> ” . .but this does not mean that she had any idea of what was produced for his other two audiences, the public, and the lawyers and parliamentarians of the West End.”
I see this as a hang-over from Stratfordianism. I don’t think he had any interest in either audience — except as tiny parts of ‘posterity’. He was not out to ‘please the masses’ in any respect at all.
> “I can see by your comments that you haven’t read much of what I’ve provided here ”
You write much sound and interesting stuff, but I disagree with some of it. It’s just that I have not expressed my opinions here.

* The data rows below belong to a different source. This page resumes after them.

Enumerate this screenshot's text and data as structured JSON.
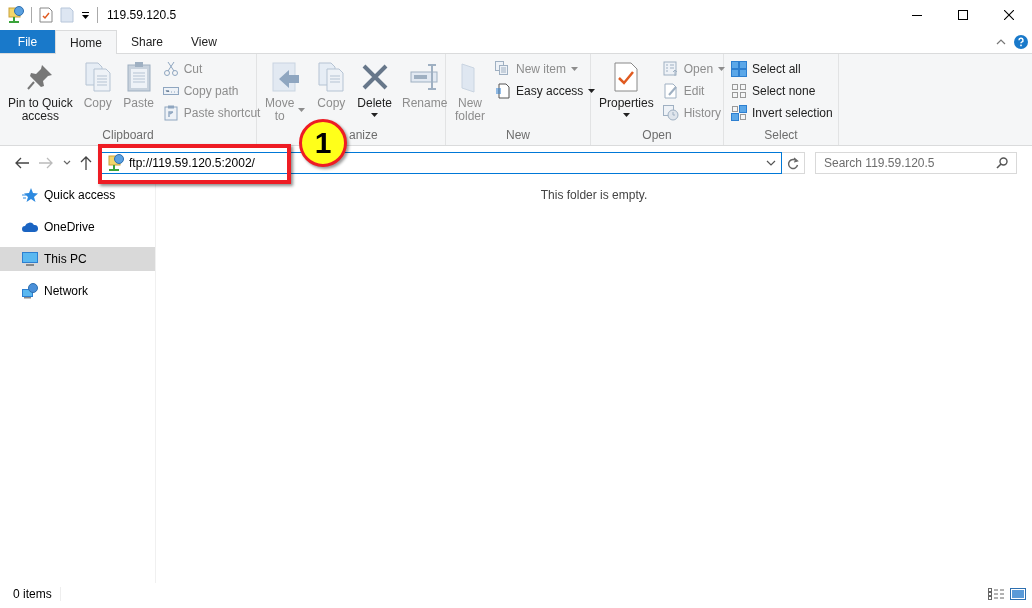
{
  "window": {
    "title": "119.59.120.5"
  },
  "tabs": [
    {
      "label": "File",
      "kind": "file",
      "selected": false
    },
    {
      "label": "Home",
      "kind": "tab",
      "selected": true
    },
    {
      "label": "Share",
      "kind": "tab",
      "selected": false
    },
    {
      "label": "View",
      "kind": "tab",
      "selected": false
    }
  ],
  "ribbon": {
    "groups": [
      {
        "label": "Clipboard",
        "items": [
          {
            "kind": "large",
            "label": "Pin to Quick\naccess",
            "disabled": false,
            "dropdown": false
          },
          {
            "kind": "large",
            "label": "Copy",
            "disabled": true,
            "dropdown": false
          },
          {
            "kind": "large",
            "label": "Paste",
            "disabled": true,
            "dropdown": false
          },
          {
            "kind": "small",
            "label": "Cut",
            "disabled": true,
            "dropdown": false
          },
          {
            "kind": "small",
            "label": "Copy path",
            "disabled": true,
            "dropdown": false
          },
          {
            "kind": "small",
            "label": "Paste shortcut",
            "disabled": true,
            "dropdown": false
          }
        ]
      },
      {
        "label": "anize",
        "items": [
          {
            "kind": "large",
            "label": "Move\nto",
            "disabled": true,
            "dropdown": true
          },
          {
            "kind": "large",
            "label": "Copy",
            "disabled": true,
            "dropdown": false
          },
          {
            "kind": "split",
            "label": "Delete",
            "disabled": false,
            "dropdown": true
          },
          {
            "kind": "large",
            "label": "Rename",
            "disabled": true,
            "dropdown": false
          }
        ]
      },
      {
        "label": "New",
        "items": [
          {
            "kind": "large",
            "label": "New\nfolder",
            "disabled": true,
            "dropdown": false
          },
          {
            "kind": "small",
            "label": "New item",
            "disabled": true,
            "dropdown": true
          },
          {
            "kind": "small",
            "label": "Easy access",
            "disabled": false,
            "dropdown": true
          }
        ]
      },
      {
        "label": "Open",
        "items": [
          {
            "kind": "split",
            "label": "Properties",
            "disabled": false,
            "dropdown": true
          },
          {
            "kind": "small",
            "label": "Open",
            "disabled": true,
            "dropdown": true
          },
          {
            "kind": "small",
            "label": "Edit",
            "disabled": true,
            "dropdown": false
          },
          {
            "kind": "small",
            "label": "History",
            "disabled": true,
            "dropdown": false
          }
        ]
      },
      {
        "label": "Select",
        "items": [
          {
            "kind": "small",
            "label": "Select all",
            "disabled": false,
            "dropdown": false
          },
          {
            "kind": "small",
            "label": "Select none",
            "disabled": false,
            "dropdown": false
          },
          {
            "kind": "small",
            "label": "Invert selection",
            "disabled": false,
            "dropdown": false
          }
        ]
      }
    ]
  },
  "address": {
    "value": "ftp://119.59.120.5:2002/"
  },
  "search": {
    "placeholder": "Search 119.59.120.5"
  },
  "annotation": {
    "number": "1"
  },
  "sidebar": {
    "items": [
      {
        "label": "Quick access",
        "selected": false
      },
      {
        "label": "OneDrive",
        "selected": false
      },
      {
        "label": "This PC",
        "selected": true
      },
      {
        "label": "Network",
        "selected": false
      }
    ]
  },
  "content": {
    "message": "This folder is empty."
  },
  "status_bar": {
    "item_count": "0 items"
  }
}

Paul: In my view, to call scholars like E.K. Chambers or Edmond Malone “non-militant Stratfordians” is not only awkward, it’s anti-historic. Would you call George Washington a (modern) Democrat or Alexander Hamilton a (modern) Republican? It also makes the authorship issue about nothing but Shakespeare’s identity, which I reject, since studies of the history of the period show me that the identity issue is tightly interwound with the history of the period and affects the identity of ALL Elizabethan authors of imaginative literature. When scholars begin to look at the identity issue in relation to the politics of the period we’ll begin to see some movement. Stuck as it is now on the micro-level of pro- or anti-Stratford, it simply continues to go in circles, and will continue to do so until its relevance to the broader issue of the Elizabethan version of the Calvinist Reformation is taken into account.
I agree with everything you say about William’s role in the authorship, except the notion that the name came first. To me this is utterly bizarre. Not only is this putting the chicken before the egg, it’s putting the chicken pot pie before the chicken.
That “no one could fake sincerity better” than Shakespeare is an oxymoron. No one can fake sincerity––only the heart speaks true. It’s the powerful sincerity that has won the world to his plots, his beautiful language a secondary factor. That he was able to do this is because he always built his stories on his own situation at the time. Romeo is Romeo and Benedick Benedick because Oxford was in love with Ann Vavasor. Lear is Lear because Oxford was furious with how he was being treated by his two older daughters. Richard III is evil incarnate because Robert Cecil was trying to destroy Oxford’s great creation, the London Stage. We can actually begin to successfully date the first versions of the plays (and even some later versions) by connecting the main plots with events in Oxford’s life. Of course it’s because he was telling the truth (as he saw it) about his fellow aristocrats and privy council officials that his identity had to be hidden.
So far as I know, the Southampton debt relies on a single comment by a contemporary. Every important fact has to be solidified by at least one or two bits of third party evidence, or it cannot be used as a support for further argument. If Stone in Crisis of the Aristocracy shows from his research that Southampton did fork over £5000 to Burghley at some point, I missed it. So far the much more important fact is that in 1593 the teenaged Southampton was seen by the world as the heir to a peer’s fortune, which meant that no matter how much he owed, once he turned 21 he could not be denied credit, no matter how bad a risk he may have seemed. That was the law.
I reject the tendency to see the history of the Elizabethan era as some sort of “hangover from Stratfordianism.” Once again, this puts the issue of the poet’s identity at the center, rather than a result, which it surely was, of the political temper of the times.
I’m honored to hear that you’ve read more than just a blog or two, but again, I can see by your comments that you haven’t read, or perhaps fully grasped, the scenario that leads from Oxford’s return from Italy in 1576 to the publication of Richard III in 1598, the first to bear William’s name as author. If you had, you would surely have made some reference to it. I know that a blog is not a book, but I’ve done my best to add links along the way, and there are a few readers who do seem to have grasped the full arc of the argument.